2018 EvidenceUpdates

59. AVURT: aspirin versus placebo for the treatment of venous leg ulcers a Phase II pilot randomised controlled trial

AVURT: aspirin versus placebo for the treatment of venous leg ulcers a Phase II pilot randomised controlled trial AVURT: aspirin versus placebo for the treatment of venous leg ulcers a Phase II pilot randomised controlled trial Journals Library An error occurred retrieving content to display, please try again. >> >> >> Page Not Found Page not found (404) Sorry - the page you requested could not be found. Please choose a page from the navigation or try a website search above to find (...) the information you need. >> >> >> >> Issue {{metadata .Issue }} Toolkit 1)"> 0)"> 1)"> {{metadata.Title}} {{metadata.Headline}} This trial only recruited 27 of the target 100 participants with leg ulcers, due to many patients not meeting the eligibility criteria, and found no evidence that aspirin speeded up healing. {{author}} {{($index , , , , , , , , , , , , , , , , , , , , & . Helen Tilbrook 1 , Laura Clark 1 , Liz Cook 1 , Martin Bland 2 , Hannah Buckley 3 , Ian Chetter 4 , Jo Dumville 5 , Chris Fenner

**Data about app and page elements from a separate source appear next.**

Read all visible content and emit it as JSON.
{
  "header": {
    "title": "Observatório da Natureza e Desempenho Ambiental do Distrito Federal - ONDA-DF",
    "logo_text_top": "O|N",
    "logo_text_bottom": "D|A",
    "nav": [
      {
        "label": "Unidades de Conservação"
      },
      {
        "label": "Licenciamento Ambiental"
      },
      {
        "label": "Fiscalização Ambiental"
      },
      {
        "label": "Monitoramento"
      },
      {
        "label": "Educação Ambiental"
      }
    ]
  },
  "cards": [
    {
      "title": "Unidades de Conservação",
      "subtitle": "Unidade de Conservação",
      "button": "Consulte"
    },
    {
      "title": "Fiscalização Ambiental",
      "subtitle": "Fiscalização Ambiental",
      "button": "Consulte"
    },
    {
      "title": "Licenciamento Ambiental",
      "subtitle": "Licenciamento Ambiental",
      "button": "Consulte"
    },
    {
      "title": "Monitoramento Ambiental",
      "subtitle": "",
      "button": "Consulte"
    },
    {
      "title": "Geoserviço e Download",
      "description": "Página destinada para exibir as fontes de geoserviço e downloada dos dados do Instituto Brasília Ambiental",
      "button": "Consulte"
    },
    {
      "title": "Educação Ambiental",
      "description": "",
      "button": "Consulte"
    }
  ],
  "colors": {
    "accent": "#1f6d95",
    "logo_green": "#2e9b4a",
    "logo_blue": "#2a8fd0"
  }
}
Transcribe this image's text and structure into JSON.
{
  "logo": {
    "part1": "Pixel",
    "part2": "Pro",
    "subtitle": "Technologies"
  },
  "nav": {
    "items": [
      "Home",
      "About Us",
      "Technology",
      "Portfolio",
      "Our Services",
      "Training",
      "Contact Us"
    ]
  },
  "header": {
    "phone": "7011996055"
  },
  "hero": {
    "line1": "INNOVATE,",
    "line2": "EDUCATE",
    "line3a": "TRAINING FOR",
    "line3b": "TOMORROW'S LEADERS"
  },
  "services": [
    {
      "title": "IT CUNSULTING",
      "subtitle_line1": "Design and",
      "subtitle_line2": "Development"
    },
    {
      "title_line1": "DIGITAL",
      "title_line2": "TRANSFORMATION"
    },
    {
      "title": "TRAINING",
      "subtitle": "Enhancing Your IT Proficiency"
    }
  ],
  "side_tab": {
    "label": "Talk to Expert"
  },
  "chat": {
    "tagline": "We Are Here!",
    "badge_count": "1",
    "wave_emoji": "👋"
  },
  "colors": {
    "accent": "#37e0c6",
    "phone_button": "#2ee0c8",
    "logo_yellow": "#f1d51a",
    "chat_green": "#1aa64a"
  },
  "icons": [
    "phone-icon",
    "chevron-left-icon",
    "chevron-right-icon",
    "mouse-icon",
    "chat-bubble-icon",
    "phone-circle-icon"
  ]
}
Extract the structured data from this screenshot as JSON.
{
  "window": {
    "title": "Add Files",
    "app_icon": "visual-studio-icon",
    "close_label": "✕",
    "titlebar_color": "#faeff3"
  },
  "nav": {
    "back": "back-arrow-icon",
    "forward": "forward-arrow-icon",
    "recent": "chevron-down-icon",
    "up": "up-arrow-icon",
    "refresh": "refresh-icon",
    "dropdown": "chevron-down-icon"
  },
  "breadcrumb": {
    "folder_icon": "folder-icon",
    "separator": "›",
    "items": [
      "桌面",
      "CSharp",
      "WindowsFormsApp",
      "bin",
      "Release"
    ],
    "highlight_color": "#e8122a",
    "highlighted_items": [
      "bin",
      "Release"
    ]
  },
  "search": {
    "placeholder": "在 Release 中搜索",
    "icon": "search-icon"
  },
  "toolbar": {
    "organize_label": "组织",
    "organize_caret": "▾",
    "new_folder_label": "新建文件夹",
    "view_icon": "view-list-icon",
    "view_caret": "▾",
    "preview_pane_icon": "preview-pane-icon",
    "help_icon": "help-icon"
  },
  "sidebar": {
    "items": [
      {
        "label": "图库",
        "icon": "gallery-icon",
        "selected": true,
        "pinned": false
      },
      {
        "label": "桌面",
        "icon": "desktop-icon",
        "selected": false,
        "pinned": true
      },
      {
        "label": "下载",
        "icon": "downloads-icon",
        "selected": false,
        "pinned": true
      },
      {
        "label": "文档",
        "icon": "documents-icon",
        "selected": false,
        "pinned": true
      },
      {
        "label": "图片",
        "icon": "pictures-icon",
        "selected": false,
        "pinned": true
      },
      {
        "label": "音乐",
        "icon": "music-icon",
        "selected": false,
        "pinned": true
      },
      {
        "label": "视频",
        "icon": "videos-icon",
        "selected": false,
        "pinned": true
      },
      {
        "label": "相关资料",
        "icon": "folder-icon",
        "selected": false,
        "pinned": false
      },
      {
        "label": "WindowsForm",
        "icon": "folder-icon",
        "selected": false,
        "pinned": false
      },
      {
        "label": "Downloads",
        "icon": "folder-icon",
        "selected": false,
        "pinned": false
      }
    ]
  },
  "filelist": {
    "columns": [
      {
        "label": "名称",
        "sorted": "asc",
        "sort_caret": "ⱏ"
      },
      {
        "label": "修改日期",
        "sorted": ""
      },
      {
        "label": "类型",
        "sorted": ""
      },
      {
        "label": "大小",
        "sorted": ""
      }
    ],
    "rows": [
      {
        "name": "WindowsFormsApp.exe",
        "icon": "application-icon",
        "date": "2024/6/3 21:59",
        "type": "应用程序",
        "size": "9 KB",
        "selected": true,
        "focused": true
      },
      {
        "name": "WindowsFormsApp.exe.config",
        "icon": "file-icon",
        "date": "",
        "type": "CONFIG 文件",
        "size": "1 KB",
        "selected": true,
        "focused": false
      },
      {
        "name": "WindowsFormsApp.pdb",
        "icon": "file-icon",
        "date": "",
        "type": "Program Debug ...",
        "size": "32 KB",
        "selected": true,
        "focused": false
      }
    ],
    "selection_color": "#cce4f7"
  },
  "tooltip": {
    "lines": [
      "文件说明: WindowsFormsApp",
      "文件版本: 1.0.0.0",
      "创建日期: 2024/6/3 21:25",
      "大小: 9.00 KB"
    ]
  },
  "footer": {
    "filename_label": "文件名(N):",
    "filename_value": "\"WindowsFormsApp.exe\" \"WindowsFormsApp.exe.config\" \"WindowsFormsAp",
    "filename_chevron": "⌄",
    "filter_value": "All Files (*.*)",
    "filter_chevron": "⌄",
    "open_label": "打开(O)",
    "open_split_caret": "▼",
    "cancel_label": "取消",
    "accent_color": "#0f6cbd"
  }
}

2018 NIHR HTA programme

60. Hydroxycarbamide Plus Aspirin Versus Aspirin Alone in Patients With Essential Thrombocythemia Age 40 to 59 Years Without High-Risk Features (Full text)

Hydroxycarbamide Plus Aspirin Versus Aspirin Alone in Patients With Essential Thrombocythemia Age 40 to 59 Years Without High-Risk Features Purpose Cytoreductive therapy is beneficial in patients with essential thrombocythemia (ET) at high risk of thrombosis. However, its value in those lacking high-risk features remains unknown. This open-label, randomized trial compared hydroxycarbamide plus aspirin with aspirin alone in patients with ET age 40 to 59 years and without high-risk factors (...) or extreme thrombocytosis. Patients and Methods Patients were age 40 to 59 years and lacked a history of ischemia, thrombosis, embolism, hemorrhage, extreme thrombocytosis (platelet count ≥ 1,500 × 109/L), hypertension, or diabetes requiring therapy. In all, 382 patients were randomly assigned 1:1 to hydroxycarbamide plus aspirin or aspirin alone. The composite primary end point was time to arterial or venous thrombosis, serious hemorrhage, or death from vascular causes. Secondary end points were time

2018 EvidenceUpdates PubMed